A team of MIT biological engineers has developed a method to measure levels of heme, a critical iron-containing molecule, inside the parasite that causes malaria. This could eventually help scientists develop better drugs to combat the disease.
A Colorado State University team of single-molecule biophysicists and biochemists have shed light on a long-obscured cellular process: a mammalian cell membrane's relationship with a scaffolding underneath it, the cortical actin cytoskeleton. For the first time, the CSU team has made real-time observations of this cytoskeleton acting as a barrier that organizes proteins on the cell's surface, effectively playing traffic cop on the cell's membrane activities.
A Washington State University research team has improved an important catalytic reaction commonly used in the oil and gas industries. The innovation could lead to dramatic energy savings and reduced pollution.
Partly inspired by the dynamics of a flock of birds, engineers devised a computational method for drones to quickly record whether they are over water, oil or the edge of the spill. This simple information is shared with the other drones in the swarm, as opposed to sharing actual images or video, which would require too much bandwidth.
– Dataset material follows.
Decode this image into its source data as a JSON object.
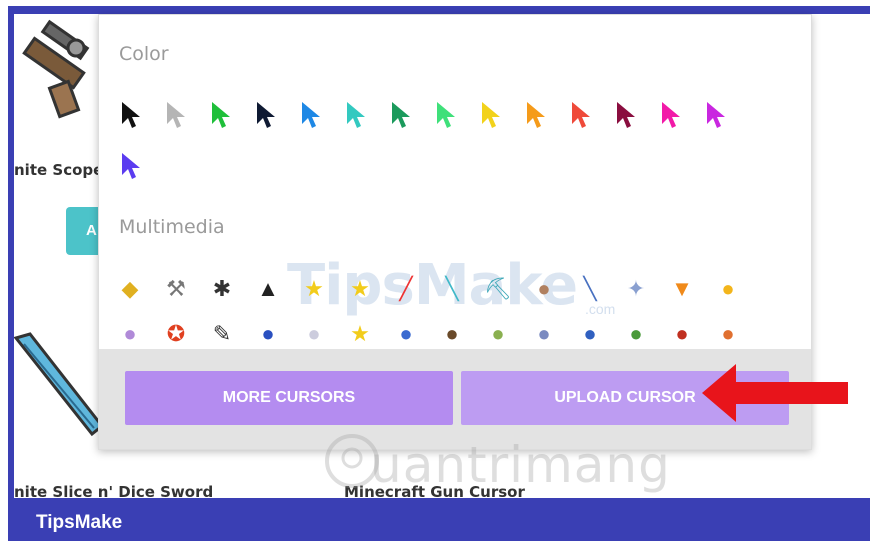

The most prevalent method for obtaining images of clogged coronary vessels is coronary angiography. For some patients, however, the contrast agents used in this process can cause health problems. A team at the Technical University of Munich (TUM) has now demonstrated that the required quantity of these substances can be significantly reduced if monoenergetic X-rays from a miniature particle accelerator are used.
Researchers have designed a 3-D-printed porous scaffold for use in reconstructing ruptured anterior cruciate ligaments (ACL) in the knee and engineered it to deliver a human bone-promoting protein over an extended period of time to improve bone regeneration.
VTT Technical Research Centre of Finland examined, as part of the EU's Reffibre project, whether new industrial applications could be developed for various types of sludge and fly ash generated by the paper and board industry.
The European Water Framework Directive (WFD) is due to be revised by 2019. The necessary work process is already in full swing and scientific research is providing important input. In a recent study under the auspices of the UFZ, an international team of researchers formulated recommendations designed to improve the monitoring, assessment and management of pollutants. The study was recently published in the journal Science of the Total Environment.
Scientists at Rutgers and other universities have created a new way to identify the state and fate of stem cells earlier than previously possible. Understanding a stem cell's fate -- the type of cell it will eventually become -- and how far along it is in the process of development can help scientists better manipulate cells for stem cell therapy.
A new technique could help scrub the last traces of sulfur from diesel and gas.